Once Shurmur realized that the Browns had to start throwing the ball, the combination of weather and a leaky offensive line proved too much to overcome.
The Ghost of John St. Clair
Speaking of which, have you heard this one before?
A Browns right tackle gets continually beat by a more athletic defensive end.
Or, how about the one about Tony Pashos staying healthy?
Anyway, for the third year in a row – or perhaps the thirteenth – the premium placed on securing a quality right tackle in Cleveland has again skyrocketed. Pashos, who was scratched from the game with an ankle injury, was replaced by Artis Hicks and O'Neil Cousins – two recently signed free agent castoffs.
At times, Hicks proved successful – at least in terms of run blocking. During the Browns' first scoring drive, Hicks helped to open some holes for running back Montario Hardesty. However, Hicks struggled during on third downs in trying to gain a quick first step. Although Hicks' earlier performance did little more than crowd McCoy's otherwise clean pocket, his fourth quarter play proved devastating to the Browns' slim chances.
Against Carlos Dunlap, Hicks couldn't backpedal in time to catch up to the charging 6'6 second-year defensive end. Despite his best efforts, Hicks was simply overpowered in his attempts to grab a piece of Dunlap. The results were reminiscent of Denver's Elvis Dumervil's 2009 domination of John St. Clair – including that inevitable feeling of hopelessness that more sacks were coming.
But of course, no analysis of an expansion-age Browns team can be complete without a reference to an always shaky roster depth – one that offers inconvenient hints toward the future.
Reflecting a seemingly eternal truth, the Browns defense yet again wore out in the second half of a game. Much like the painful final month of the 2010 season, the Browns' defense simply tired in the face of a physical Bengal running attack. Of course, the preservation tactics enacted by the offense didn't help matters.
As for easy scapegoats, "The Huddle" has now become another unfortunate chapter of Browns' folklore. Yet, Sunday's game was not lost thanks to miscommunication and a quick snap. Instead, the Browns defense simply couldn't get off the field when it most needed to. Adding to the defense's dilemma were the continued second half respites by young defensive tackles Phil Taylor and Ahtyba Rubin.

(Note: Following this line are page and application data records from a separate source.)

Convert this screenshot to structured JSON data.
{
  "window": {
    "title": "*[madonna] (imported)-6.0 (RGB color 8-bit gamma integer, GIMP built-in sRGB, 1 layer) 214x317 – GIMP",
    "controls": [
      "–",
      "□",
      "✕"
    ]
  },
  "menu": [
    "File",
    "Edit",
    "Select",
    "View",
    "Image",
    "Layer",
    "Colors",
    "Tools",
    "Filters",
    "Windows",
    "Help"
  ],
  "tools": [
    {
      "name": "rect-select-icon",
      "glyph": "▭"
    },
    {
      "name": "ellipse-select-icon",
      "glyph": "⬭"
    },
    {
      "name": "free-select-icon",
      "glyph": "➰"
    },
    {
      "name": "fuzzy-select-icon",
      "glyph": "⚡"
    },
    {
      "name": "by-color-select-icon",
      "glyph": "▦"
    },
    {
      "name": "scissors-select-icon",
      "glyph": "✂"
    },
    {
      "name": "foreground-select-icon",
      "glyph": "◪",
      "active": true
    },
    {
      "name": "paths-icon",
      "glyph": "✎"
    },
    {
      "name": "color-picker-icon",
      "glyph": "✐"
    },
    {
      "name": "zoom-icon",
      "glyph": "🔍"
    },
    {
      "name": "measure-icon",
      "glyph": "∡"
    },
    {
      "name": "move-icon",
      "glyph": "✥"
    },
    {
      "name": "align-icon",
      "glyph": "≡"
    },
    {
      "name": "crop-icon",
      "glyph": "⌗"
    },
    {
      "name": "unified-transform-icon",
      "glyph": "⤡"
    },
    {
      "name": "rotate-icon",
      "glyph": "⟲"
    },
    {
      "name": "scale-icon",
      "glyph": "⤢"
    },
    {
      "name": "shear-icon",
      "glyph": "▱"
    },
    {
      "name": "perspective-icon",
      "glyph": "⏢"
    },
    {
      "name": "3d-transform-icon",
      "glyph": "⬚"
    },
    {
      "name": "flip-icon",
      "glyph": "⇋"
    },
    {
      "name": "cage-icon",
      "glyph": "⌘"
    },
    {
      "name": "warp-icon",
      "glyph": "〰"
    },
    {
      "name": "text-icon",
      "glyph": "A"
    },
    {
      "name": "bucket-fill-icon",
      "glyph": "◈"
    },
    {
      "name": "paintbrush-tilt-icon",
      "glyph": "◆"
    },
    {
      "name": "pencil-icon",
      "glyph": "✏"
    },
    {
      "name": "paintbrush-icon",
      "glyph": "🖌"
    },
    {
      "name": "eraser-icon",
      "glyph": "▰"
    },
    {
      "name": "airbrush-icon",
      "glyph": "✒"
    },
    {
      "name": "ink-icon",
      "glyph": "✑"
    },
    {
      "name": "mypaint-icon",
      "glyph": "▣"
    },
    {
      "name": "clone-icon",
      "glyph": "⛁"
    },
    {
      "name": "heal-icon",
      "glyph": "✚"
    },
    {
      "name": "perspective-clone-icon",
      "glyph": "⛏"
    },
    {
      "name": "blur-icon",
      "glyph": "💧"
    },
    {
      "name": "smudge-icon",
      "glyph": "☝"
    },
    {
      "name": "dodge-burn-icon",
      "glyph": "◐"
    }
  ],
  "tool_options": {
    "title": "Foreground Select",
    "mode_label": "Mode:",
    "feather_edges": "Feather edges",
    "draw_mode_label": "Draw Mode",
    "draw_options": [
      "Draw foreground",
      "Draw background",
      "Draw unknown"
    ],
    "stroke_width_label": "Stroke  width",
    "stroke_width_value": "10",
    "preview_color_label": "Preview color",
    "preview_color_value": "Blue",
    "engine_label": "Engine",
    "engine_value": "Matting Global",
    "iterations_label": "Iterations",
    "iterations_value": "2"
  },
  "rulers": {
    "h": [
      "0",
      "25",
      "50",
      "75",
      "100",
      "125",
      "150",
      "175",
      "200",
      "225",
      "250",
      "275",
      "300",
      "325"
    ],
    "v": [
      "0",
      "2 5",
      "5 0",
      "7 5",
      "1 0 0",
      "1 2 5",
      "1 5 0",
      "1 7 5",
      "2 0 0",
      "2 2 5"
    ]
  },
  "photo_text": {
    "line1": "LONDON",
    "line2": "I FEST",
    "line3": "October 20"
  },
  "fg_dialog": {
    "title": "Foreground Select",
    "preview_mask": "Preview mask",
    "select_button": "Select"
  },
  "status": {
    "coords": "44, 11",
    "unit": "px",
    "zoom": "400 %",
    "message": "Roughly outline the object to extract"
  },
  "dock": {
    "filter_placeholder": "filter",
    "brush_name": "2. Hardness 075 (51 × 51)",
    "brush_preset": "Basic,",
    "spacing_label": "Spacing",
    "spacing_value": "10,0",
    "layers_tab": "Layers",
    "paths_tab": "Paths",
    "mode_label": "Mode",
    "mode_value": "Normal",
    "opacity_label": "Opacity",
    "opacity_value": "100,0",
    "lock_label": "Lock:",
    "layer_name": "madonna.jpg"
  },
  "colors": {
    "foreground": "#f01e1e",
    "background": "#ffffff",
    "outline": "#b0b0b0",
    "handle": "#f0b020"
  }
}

While both players turned in solid performances, neither was on the field for much of the late third and early fourth quarters. In Taylor and Rubin's place were Scott Paxson and Brian Schaefering, which was a clear regression from the team's top two defensive linemen. Neither Paxson or Schaefering have the size to compete against NFL talent – which proved taxing to the likes of a winded Scott Fujita and over pursuant Jabaal Sheard.
That Same Old Feeling
For a few select moments on Sunday, everything recounted above didn't seem likely to occur. After the Browns survived a horrific plague of penalties and touchback-infused poor field position in the first quarter, the promise of Shurmur – and even that of Mike Holmgren and Tom Heckert – appeared to manifest itself on consecutive second quarter touchdown drives.
However, that lingering feeling of Browns dread – the kind that immediately pulses when things seem perfectly placed – returned as the Bengals continually punted away their second half possessions. Silently clinging to a soon to be lost momentum, the Browns simply couldn't shut the door on an opponent – one who can easily claim to be NFL brethren in agony.
And while familiar refrains of panic and dread are yet again sweeping across Browns Nation – much like last year, and the year before that, and so on – these results were probably to be expected. After all, the 2011 Browns are probably a more pure form of last year's mismatched crew of Mangini veterans and Heckert rookies.
And just like last year, the same problems still linger.